Great finish to the meeting, and thankfully no big disasters at my special session.
Lots of excellent talks, but the talk that stood out for me was Sarah Ballard’s, in which she addressed an impressively simple but compelling question: Is there a difference between planetary systems where we’ve only found one planet and systems where we’ve found more than one?
This question is important because such a difference could point to different formation and/or evolutionary processes in these systems, and so comparison of these systems could elucidate subtle but significant aspects of planet formation.
In fact, Ballard did find the two types of planetary system are different, and that, for some reason, about half of M-dwarf stars that host planets have only one.
She also found modest but intriguing differences in the stars that host single planet: their features suggest they may be older than stars with multi-planet systems.

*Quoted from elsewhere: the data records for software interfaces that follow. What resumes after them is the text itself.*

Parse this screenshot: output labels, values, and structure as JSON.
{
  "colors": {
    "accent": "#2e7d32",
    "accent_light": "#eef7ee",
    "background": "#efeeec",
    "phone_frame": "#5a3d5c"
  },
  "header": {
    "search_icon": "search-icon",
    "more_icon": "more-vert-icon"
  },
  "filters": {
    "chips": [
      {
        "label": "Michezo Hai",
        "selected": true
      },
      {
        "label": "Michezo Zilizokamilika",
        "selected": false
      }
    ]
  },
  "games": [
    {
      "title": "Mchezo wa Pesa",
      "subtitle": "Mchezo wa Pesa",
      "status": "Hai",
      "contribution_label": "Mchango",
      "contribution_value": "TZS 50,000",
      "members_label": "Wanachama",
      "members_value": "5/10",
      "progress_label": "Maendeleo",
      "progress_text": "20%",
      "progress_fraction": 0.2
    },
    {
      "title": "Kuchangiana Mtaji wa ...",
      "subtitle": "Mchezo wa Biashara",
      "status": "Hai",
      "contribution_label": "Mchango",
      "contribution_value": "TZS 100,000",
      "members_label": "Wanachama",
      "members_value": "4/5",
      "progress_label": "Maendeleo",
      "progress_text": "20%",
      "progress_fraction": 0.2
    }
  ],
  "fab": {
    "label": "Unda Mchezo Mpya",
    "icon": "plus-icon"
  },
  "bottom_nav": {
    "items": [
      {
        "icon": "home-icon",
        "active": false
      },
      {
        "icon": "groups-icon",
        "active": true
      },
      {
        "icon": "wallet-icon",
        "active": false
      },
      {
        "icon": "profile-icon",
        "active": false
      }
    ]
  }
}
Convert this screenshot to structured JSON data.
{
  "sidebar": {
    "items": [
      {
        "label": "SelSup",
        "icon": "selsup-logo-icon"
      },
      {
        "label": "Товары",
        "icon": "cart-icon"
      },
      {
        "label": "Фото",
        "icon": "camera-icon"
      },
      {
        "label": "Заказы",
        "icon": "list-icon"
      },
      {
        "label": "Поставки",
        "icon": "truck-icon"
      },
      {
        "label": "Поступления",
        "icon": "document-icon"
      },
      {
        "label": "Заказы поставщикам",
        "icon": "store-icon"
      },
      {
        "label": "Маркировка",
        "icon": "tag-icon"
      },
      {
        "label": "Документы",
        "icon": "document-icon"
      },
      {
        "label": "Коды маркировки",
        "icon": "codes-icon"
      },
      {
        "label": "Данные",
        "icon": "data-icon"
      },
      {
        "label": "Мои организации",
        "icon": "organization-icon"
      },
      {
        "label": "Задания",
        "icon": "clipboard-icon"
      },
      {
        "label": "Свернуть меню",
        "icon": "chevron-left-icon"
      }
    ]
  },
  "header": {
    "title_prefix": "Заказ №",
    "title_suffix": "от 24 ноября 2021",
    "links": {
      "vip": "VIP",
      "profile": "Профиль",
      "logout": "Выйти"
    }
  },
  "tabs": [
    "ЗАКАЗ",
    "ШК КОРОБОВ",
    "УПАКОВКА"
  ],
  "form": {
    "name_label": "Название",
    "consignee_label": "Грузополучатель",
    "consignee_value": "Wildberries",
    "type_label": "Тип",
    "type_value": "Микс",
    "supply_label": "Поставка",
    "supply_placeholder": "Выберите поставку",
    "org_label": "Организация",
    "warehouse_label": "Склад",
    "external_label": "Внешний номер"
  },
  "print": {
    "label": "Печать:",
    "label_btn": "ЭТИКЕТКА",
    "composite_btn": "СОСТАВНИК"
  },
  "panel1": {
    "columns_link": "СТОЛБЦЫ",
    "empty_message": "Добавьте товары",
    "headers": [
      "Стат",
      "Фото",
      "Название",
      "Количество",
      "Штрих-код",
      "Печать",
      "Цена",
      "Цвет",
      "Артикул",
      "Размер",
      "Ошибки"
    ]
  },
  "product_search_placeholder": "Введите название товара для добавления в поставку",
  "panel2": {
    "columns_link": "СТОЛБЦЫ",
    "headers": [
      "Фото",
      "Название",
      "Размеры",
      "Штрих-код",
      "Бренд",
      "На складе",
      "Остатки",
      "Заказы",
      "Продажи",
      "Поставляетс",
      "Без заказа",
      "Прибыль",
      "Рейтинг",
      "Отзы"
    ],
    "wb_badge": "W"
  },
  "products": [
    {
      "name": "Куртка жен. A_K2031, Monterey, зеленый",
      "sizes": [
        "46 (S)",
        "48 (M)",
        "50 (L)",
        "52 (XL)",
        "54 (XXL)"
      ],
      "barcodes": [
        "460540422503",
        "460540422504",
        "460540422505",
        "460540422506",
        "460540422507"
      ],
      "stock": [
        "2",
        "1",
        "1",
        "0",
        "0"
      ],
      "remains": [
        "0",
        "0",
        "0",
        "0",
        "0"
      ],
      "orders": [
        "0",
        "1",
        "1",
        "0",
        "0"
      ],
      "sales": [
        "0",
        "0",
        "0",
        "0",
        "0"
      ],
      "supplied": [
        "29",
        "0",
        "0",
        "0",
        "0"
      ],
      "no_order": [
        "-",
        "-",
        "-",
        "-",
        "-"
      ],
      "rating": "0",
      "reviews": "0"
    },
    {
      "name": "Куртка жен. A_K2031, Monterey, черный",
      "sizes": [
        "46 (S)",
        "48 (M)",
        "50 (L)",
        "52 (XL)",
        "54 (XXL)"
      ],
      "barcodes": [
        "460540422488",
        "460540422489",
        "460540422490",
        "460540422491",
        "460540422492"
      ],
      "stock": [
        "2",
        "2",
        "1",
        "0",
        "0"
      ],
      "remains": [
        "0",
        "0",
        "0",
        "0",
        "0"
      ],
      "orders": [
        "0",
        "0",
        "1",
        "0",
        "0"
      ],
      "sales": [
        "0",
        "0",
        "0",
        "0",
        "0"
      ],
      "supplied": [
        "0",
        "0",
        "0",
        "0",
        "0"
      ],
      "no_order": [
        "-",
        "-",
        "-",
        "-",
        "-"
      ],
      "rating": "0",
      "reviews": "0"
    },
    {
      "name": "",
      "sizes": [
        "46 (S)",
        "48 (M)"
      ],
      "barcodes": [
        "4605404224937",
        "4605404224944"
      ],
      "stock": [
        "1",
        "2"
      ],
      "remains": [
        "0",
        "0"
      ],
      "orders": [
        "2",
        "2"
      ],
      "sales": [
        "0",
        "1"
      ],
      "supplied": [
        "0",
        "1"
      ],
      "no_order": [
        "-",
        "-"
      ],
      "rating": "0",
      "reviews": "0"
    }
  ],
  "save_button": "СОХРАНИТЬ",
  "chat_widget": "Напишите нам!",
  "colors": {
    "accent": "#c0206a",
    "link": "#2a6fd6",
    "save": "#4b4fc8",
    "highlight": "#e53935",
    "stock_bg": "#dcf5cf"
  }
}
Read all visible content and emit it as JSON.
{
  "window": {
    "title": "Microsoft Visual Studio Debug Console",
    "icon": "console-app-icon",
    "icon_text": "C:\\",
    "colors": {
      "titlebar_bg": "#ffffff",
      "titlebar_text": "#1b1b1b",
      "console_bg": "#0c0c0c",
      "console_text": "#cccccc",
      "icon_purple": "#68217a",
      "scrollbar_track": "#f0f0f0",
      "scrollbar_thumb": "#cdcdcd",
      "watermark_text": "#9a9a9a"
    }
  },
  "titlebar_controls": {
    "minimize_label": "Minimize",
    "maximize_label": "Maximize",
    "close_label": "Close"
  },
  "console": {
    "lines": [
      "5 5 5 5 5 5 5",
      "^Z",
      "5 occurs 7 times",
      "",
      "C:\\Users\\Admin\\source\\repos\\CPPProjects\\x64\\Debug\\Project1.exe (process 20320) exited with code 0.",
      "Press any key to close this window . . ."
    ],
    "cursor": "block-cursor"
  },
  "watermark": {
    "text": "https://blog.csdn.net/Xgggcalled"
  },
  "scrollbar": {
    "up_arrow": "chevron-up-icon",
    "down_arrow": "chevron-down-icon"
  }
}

Does that mean that single-planet stars used to have multiple planets but enough time has passed that the system became dynamically unstable, leaving behind a single planet?